Congestive heart failure (CHF)
The heart is unable to maintain circulatory equilibrium at rest and congestion of venous circuit takes place followed by dilatation of vessels, edema of lungs and enlargement of the heart. Congestive heart failure may be of either left side or right side depending on which ventricle is most affected.
Etiology: Diseases of pericardium, endocardium or myocardium in which there is interference with the blood flow cause CHF. Congenital valvular defects, valvular insufficiency or stenosis, obstruction to aortic or pulmonary valves also result in the congestive heart failure. Myocardial asthenia due to anoxia, toxemia and foot-and- mouth disease also causes this disease.
Pathogenesis: When increased load is placed for the ejection of blood from the heart or contractibility of myocardium is reduced, heart rate is increased as a compensatory mechanism. Dilatation of heart takes place to maintain the cardiac equilibrium. Cardiac reserve is reduced and the patient is not able to cope up with this load. The animal may be normal at rest but there is poor exercise tolerance. Edema develops due to increased hydrostatic pressure in the venous system. Due to anoxia there is tissue damage followed by leakage of plasma protein into the tissues. Right side failure causes involvement of kidneys and liver. Urine output is reduced due to reduced blood flow to the kidneys and plasma protein escapes in the urine. Pulmonary edema is seen in left side heart failure. However, congestive heart failure of one side leads to failure of the other side.
Clinical signs: (i) Left side congestive heart failure - There is increase in respiration and depth of respiration. Moist rales, cough, dyspnoea and cyanosis are also seen. There is murmur on auscultation of heart and heart rate is increased. (ii) Right side congestive heart failure is associated with signs of edema, anasarca, ascites or hydrothorax. There is enlargement of liver. Superficial veins are dilated while urine flow is reduced.

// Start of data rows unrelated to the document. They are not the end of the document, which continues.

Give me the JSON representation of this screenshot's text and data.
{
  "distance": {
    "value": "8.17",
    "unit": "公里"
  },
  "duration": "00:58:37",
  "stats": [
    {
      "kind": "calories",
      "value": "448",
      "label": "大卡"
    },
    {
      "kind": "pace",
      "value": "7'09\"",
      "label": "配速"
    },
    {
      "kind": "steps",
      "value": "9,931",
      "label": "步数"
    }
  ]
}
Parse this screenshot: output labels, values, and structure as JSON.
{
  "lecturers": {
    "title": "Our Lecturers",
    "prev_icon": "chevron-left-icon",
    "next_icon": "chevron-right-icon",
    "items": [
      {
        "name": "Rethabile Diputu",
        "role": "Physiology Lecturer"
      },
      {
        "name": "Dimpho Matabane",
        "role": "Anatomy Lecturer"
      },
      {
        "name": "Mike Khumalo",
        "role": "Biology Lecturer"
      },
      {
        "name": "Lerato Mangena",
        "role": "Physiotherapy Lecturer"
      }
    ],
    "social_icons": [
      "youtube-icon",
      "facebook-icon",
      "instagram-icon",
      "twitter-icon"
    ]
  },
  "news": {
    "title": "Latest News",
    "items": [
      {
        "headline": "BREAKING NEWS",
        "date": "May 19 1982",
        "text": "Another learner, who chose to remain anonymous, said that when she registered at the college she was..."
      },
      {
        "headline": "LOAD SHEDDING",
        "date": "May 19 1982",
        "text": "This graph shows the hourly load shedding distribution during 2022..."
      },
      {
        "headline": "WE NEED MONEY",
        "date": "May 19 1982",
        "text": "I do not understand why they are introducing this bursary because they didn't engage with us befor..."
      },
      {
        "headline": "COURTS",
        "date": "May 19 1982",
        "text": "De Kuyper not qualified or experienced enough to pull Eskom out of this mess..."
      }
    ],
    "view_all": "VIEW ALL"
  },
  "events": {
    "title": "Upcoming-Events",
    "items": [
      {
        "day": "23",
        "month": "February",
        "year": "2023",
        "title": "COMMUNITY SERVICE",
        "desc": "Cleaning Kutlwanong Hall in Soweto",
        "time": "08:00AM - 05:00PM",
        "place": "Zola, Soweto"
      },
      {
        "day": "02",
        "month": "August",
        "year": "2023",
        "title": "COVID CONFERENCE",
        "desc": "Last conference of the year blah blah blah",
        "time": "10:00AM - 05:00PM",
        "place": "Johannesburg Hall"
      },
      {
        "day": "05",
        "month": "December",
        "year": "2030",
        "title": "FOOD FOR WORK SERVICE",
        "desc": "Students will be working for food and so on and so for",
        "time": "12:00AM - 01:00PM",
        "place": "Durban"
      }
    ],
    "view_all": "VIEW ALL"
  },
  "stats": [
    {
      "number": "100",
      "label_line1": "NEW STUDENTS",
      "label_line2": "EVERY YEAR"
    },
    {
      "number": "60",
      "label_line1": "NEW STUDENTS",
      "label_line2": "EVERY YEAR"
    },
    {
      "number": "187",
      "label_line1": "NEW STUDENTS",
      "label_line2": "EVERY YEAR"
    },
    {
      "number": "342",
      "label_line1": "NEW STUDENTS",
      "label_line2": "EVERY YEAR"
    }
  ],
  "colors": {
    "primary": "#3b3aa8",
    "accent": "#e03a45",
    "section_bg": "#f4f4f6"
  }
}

Diagnosis: Blood pressure is increased and the blood flows with high pressure when jugular vein is punctured. Changes in electrocardiogram are also noticed. Protein may be present in the urine. Estimation of lactose dehydrogenase (LDH), triglycerides and lipid profile are also valuable in its diagnosis.
Treatment: The cause of the disease may be ascertained before any treatment is given to the animal. The demand on cardiac output can be reduced by minimizing activity of the patient. If there is edema, salt should be restricted. Diuretics may be administered to reduce fluid accumulation. Venepuncture and withdrawal of 4 to 5 ml of blood/ kg body weight have been suggested as an emergency treatment in pulmonary edema. Drugs like digitalis or quabain can be administered to increase contractibility of myocardium. Dosage should be regulated according to the principle of digitalization. Paracentesis is tried for draining the fluids from the peritoneal cavity with caution that large volume of fluid should not be evacuated as it may lead to shock.